RE: Time Ontology in OWL review

I just started to peruse this document and have mostly similar thoughts. There are some interesting design choices that they've made and it'll take more than one read through to really "grok" whether these make sense. I have the sense that the authors of the spec understand the underlying issues, so the discussion may be easier for that.

The time zone material seems problematic and their usage of time zones is a mess. 

One example given ("Abby's birthdate") use an incremental time (POSIX time) when it's really a floating time value.

Another read through is probably indicated. I did create a label in our issue tracker (owl-time).

> -----Original Message-----
> From: []
> Sent: Wednesday, July 13, 2016 5:55 AM
> To:
> Subject: Re: Time Ontology in OWL review
> On 13/07/2016 12:58, wrote:
> >
> > i read through
> >
> > Time Ontology in OWL
> >

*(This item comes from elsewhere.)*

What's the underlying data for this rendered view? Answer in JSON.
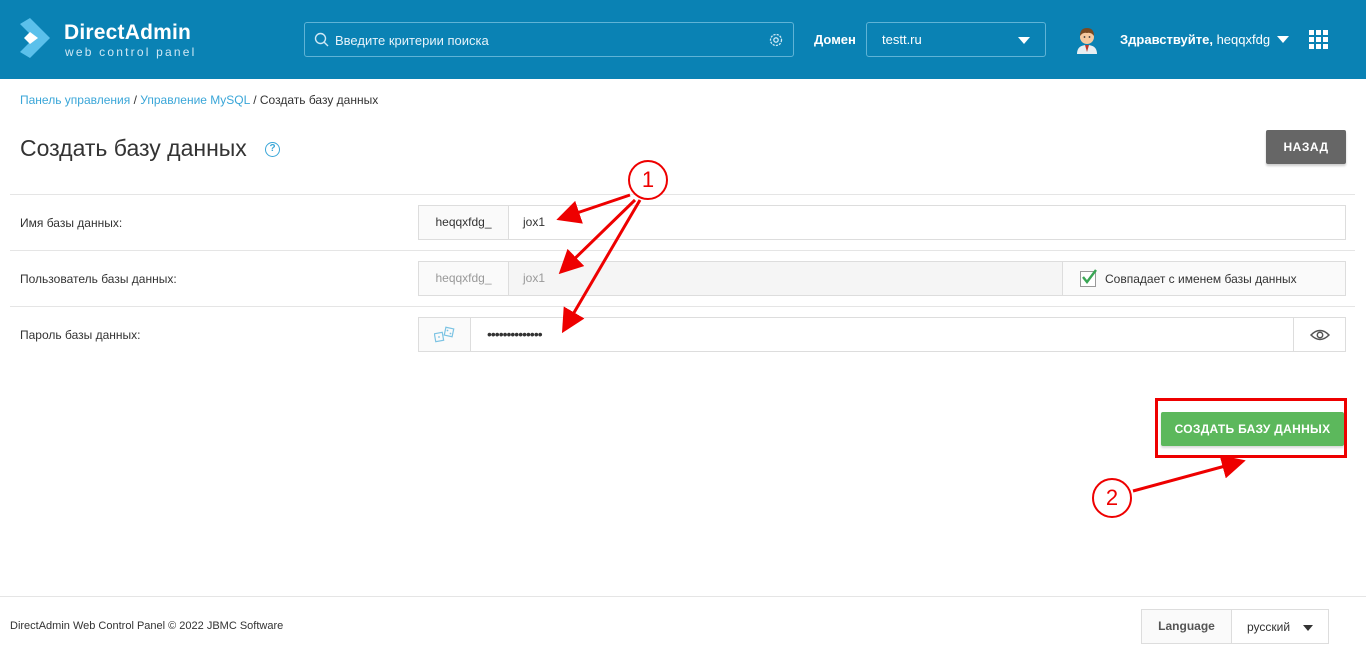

> >
> >
> > not being an expert in linked data nor time/data topics, much of it is
> > hard for me to comment on, however there do seem to be a number of
> > issues surrounding time zones, as the spec itself mentions in
> >

> >
> > One thing that's not taken into account, however, afaict, is when DST
> > is introduced or discontinued for a given area, eg. it was just
> > discontinued in Egypt this year.
> >
> > I also find myself wondering why so much effort is going into creating
> > ontological terms for much of this when it seems that expressing
> > things as incremental time or looking up things in the Olson database
> > would reduce the computation needed.
> I also suspect that there's a built-in assumption that DST is only switched on
> and off once in a given year.  That is not always the case.
> Egypt in 2014 changed 4 times, to accomodate Ramadan, and iiuc will change
> at least 4 times this year too, do to several changes of mind about DST
> adoption.
> ri

Received on Wednesday, 13 July 2016 15:25:24 UTC